Brief:
The answer must consist of every line from the entries that holds the word "перечня".

Supplied data:
»»
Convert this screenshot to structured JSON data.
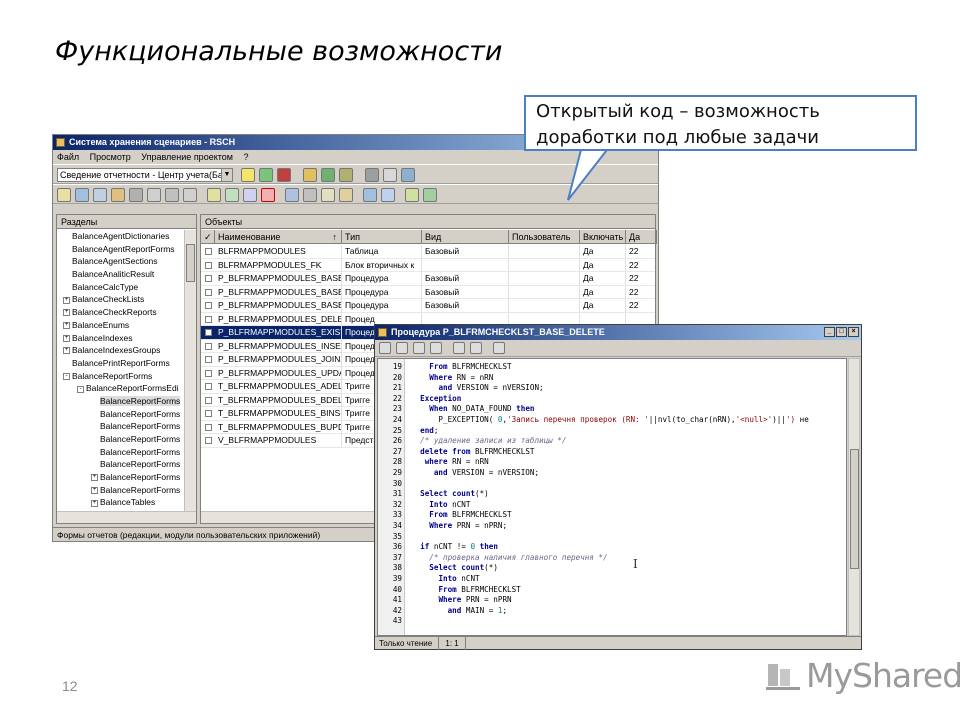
{
  "slide": {
    "title": "Функциональные возможности",
    "page_number": "12",
    "logo_text": "MyShared"
  },
  "callout": {
    "line1": "Открытый код – возможность",
    "line2": "доработки под любые задачи"
  },
  "main_window": {
    "title": "Система хранения сценариев - RSCH",
    "menu": [
      "Файл",
      "Просмотр",
      "Управление проектом",
      "?"
    ],
    "combo_value": "Сведение отчетности - Центр учета(Ба",
    "left_pane_title": "Разделы",
    "right_pane_title": "Объекты",
    "tree": [
      {
        "label": "BalanceAgentDictionaries",
        "indent": 0,
        "toggle": ""
      },
      {
        "label": "BalanceAgentReportForms",
        "indent": 0,
        "toggle": ""
      },
      {
        "label": "BalanceAgentSections",
        "indent": 0,
        "toggle": ""
      },
      {
        "label": "BalanceAnaliticResult",
        "indent": 0,
        "toggle": ""
      },
      {
        "label": "BalanceCalcType",
        "indent": 0,
        "toggle": ""
      },
      {
        "label": "BalanceCheckLists",
        "indent": 0,
        "toggle": "+"
      },
      {
        "label": "BalanceCheckReports",
        "indent": 0,
        "toggle": "+"
      },
      {
        "label": "BalanceEnums",
        "indent": 0,
        "toggle": "+"
      },
      {
        "label": "BalanceIndexes",
        "indent": 0,
        "toggle": "+"
      },
      {
        "label": "BalanceIndexesGroups",
        "indent": 0,
        "toggle": "+"
      },
      {
        "label": "BalancePrintReportForms",
        "indent": 0,
        "toggle": ""
      },
      {
        "label": "BalanceReportForms",
        "indent": 0,
        "toggle": "-"
      },
      {
        "label": "BalanceReportFormsEdi",
        "indent": 1,
        "toggle": "-"
      },
      {
        "label": "BalanceReportForms",
        "indent": 2,
        "toggle": "",
        "selected": true
      },
      {
        "label": "BalanceReportForms",
        "indent": 2,
        "toggle": ""
      },
      {
        "label": "BalanceReportForms",
        "indent": 2,
        "toggle": ""
      },
      {
        "label": "BalanceReportForms",
        "indent": 2,
        "toggle": ""
      },
      {
        "label": "BalanceReportForms",
        "indent": 2,
        "toggle": ""
      },
      {
        "label": "BalanceReportForms",
        "indent": 2,
        "toggle": ""
      },
      {
        "label": "BalanceReportForms",
        "indent": 2,
        "toggle": "+"
      },
      {
        "label": "BalanceReportForms",
        "indent": 2,
        "toggle": "+"
      },
      {
        "label": "BalanceTables",
        "indent": 2,
        "toggle": "+"
      },
      {
        "label": "BalanceReportViewPeriods",
        "indent": 0,
        "toggle": "+"
      }
    ],
    "columns": [
      "Наименование",
      "Тип",
      "Вид",
      "Пользователь",
      "Включать",
      "Да"
    ],
    "rows": [
      {
        "name": "BLFRMAPPMODULES",
        "type": "Таблица",
        "kind": "Базовый",
        "user": "",
        "incl": "Да",
        "date": "22"
      },
      {
        "name": "BLFRMAPPMODULES_FK",
        "type": "Блок вторичных к",
        "kind": "",
        "user": "",
        "incl": "Да",
        "date": "22"
      },
      {
        "name": "P_BLFRMAPPMODULES_BASE_DI",
        "type": "Процедура",
        "kind": "Базовый",
        "user": "",
        "incl": "Да",
        "date": "22"
      },
      {
        "name": "P_BLFRMAPPMODULES_BASE_IN",
        "type": "Процедура",
        "kind": "Базовый",
        "user": "",
        "incl": "Да",
        "date": "22"
      },
      {
        "name": "P_BLFRMAPPMODULES_BASE_UI",
        "type": "Процедура",
        "kind": "Базовый",
        "user": "",
        "incl": "Да",
        "date": "22"
      },
      {
        "name": "P_BLFRMAPPMODULES_DELETE",
        "type": "Процед",
        "kind": "",
        "user": "",
        "incl": "",
        "date": ""
      },
      {
        "name": "P_BLFRMAPPMODULES_EXISTS",
        "type": "Процед",
        "kind": "",
        "user": "",
        "incl": "",
        "date": "",
        "selected": true
      },
      {
        "name": "P_BLFRMAPPMODULES_INSERT",
        "type": "Процед",
        "kind": "",
        "user": "",
        "incl": "",
        "date": ""
      },
      {
        "name": "P_BLFRMAPPMODULES_JOINS",
        "type": "Процед",
        "kind": "",
        "user": "",
        "incl": "",
        "date": ""
      },
      {
        "name": "P_BLFRMAPPMODULES_UPDATE",
        "type": "Процед",
        "kind": "",
        "user": "",
        "incl": "",
        "date": ""
      },
      {
        "name": "T_BLFRMAPPMODULES_ADELETE",
        "type": "Тригге",
        "kind": "",
        "user": "",
        "incl": "",
        "date": ""
      },
      {
        "name": "T_BLFRMAPPMODULES_BDELETE",
        "type": "Тригге",
        "kind": "",
        "user": "",
        "incl": "",
        "date": ""
      },
      {
        "name": "T_BLFRMAPPMODULES_BINSERT",
        "type": "Тригге",
        "kind": "",
        "user": "",
        "incl": "",
        "date": ""
      },
      {
        "name": "T_BLFRMAPPMODULES_BUPDAT",
        "type": "Тригге",
        "kind": "",
        "user": "",
        "incl": "",
        "date": ""
      },
      {
        "name": "V_BLFRMAPPMODULES",
        "type": "Предст",
        "kind": "",
        "user": "",
        "incl": "",
        "date": ""
      }
    ],
    "status": "Формы отчетов (редакции, модули пользовательских приложений)"
  },
  "editor_window": {
    "title": "Процедура P_BLFRMCHECKLST_BASE_DELETE",
    "lines": [
      {
        "n": "19",
        "t": [
          [
            "",
            "    "
          ],
          [
            "kw",
            "From"
          ],
          [
            "",
            " BLFRMCHECKLST"
          ]
        ]
      },
      {
        "n": "20",
        "t": [
          [
            "",
            "    "
          ],
          [
            "kw",
            "Where"
          ],
          [
            "",
            " RN = nRN"
          ]
        ]
      },
      {
        "n": "21",
        "t": [
          [
            "",
            "      "
          ],
          [
            "kw",
            "and"
          ],
          [
            "",
            " VERSION = nVERSION;"
          ]
        ]
      },
      {
        "n": "22",
        "t": [
          [
            "",
            "  "
          ],
          [
            "kw",
            "Exception"
          ]
        ]
      },
      {
        "n": "23",
        "t": [
          [
            "",
            "    "
          ],
          [
            "kw",
            "When"
          ],
          [
            "",
            " NO_DATA_FOUND "
          ],
          [
            "kw",
            "then"
          ]
        ]
      },
      {
        "n": "24",
        "t": [
          [
            "",
            "      P_EXCEPTION( "
          ],
          [
            "num",
            "0"
          ],
          [
            "",
            ","
          ],
          [
            "st",
            "'Запись перечня проверок (RN: '"
          ],
          [
            "",
            "||nvl(to_char(nRN),"
          ],
          [
            "st",
            "'<null>'"
          ],
          [
            "",
            ")||"
          ],
          [
            "st",
            "')"
          ],
          [
            "",
            " не"
          ]
        ]
      },
      {
        "n": "25",
        "t": [
          [
            "",
            "  "
          ],
          [
            "kw",
            "end"
          ],
          [
            "",
            ";"
          ]
        ]
      },
      {
        "n": "26",
        "t": [
          [
            "cm",
            "  /* удаление записи из таблицы */"
          ]
        ]
      },
      {
        "n": "27",
        "t": [
          [
            "",
            "  "
          ],
          [
            "kw",
            "delete from"
          ],
          [
            "",
            " BLFRMCHECKLST"
          ]
        ]
      },
      {
        "n": "28",
        "t": [
          [
            "",
            "   "
          ],
          [
            "kw",
            "where"
          ],
          [
            "",
            " RN = nRN"
          ]
        ]
      },
      {
        "n": "29",
        "t": [
          [
            "",
            "     "
          ],
          [
            "kw",
            "and"
          ],
          [
            "",
            " VERSION = nVERSION;"
          ]
        ]
      },
      {
        "n": "30",
        "t": [
          [
            "",
            ""
          ]
        ]
      },
      {
        "n": "31",
        "t": [
          [
            "",
            "  "
          ],
          [
            "kw",
            "Select count"
          ],
          [
            "",
            "(*)"
          ]
        ]
      },
      {
        "n": "32",
        "t": [
          [
            "",
            "    "
          ],
          [
            "kw",
            "Into"
          ],
          [
            "",
            " nCNT"
          ]
        ]
      },
      {
        "n": "33",
        "t": [
          [
            "",
            "    "
          ],
          [
            "kw",
            "From"
          ],
          [
            "",
            " BLFRMCHECKLST"
          ]
        ]
      },
      {
        "n": "34",
        "t": [
          [
            "",
            "    "
          ],
          [
            "kw",
            "Where"
          ],
          [
            "",
            " PRN = nPRN;"
          ]
        ]
      },
      {
        "n": "35",
        "t": [
          [
            "",
            ""
          ]
        ]
      },
      {
        "n": "36",
        "t": [
          [
            "",
            "  "
          ],
          [
            "kw",
            "if"
          ],
          [
            "",
            " nCNT != "
          ],
          [
            "num",
            "0"
          ],
          [
            "",
            " "
          ],
          [
            "kw",
            "then"
          ]
        ]
      },
      {
        "n": "37",
        "t": [
          [
            "cm",
            "    /* проверка наличия главного перечня */"
          ]
        ]
      },
      {
        "n": "38",
        "t": [
          [
            "",
            "    "
          ],
          [
            "kw",
            "Select count"
          ],
          [
            "",
            "(*)"
          ]
        ]
      },
      {
        "n": "39",
        "t": [
          [
            "",
            "      "
          ],
          [
            "kw",
            "Into"
          ],
          [
            "",
            " nCNT"
          ]
        ]
      },
      {
        "n": "40",
        "t": [
          [
            "",
            "      "
          ],
          [
            "kw",
            "From"
          ],
          [
            "",
            " BLFRMCHECKLST"
          ]
        ]
      },
      {
        "n": "41",
        "t": [
          [
            "",
            "      "
          ],
          [
            "kw",
            "Where"
          ],
          [
            "",
            " PRN = nPRN"
          ]
        ]
      },
      {
        "n": "42",
        "t": [
          [
            "",
            "        "
          ],
          [
            "kw",
            "and"
          ],
          [
            "",
            " MAIN = "
          ],
          [
            "num",
            "1"
          ],
          [
            "",
            ";"
          ]
        ]
      },
      {
        "n": "43",
        "t": [
          [
            "",
            ""
          ]
        ]
      }
    ],
    "status_mode": "Только чтение",
    "status_pos": "1: 1"
  }
}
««
Response to this task:
            "'Запись перечня проверок (RN: '"
            "    /* проверка наличия главного перечня */"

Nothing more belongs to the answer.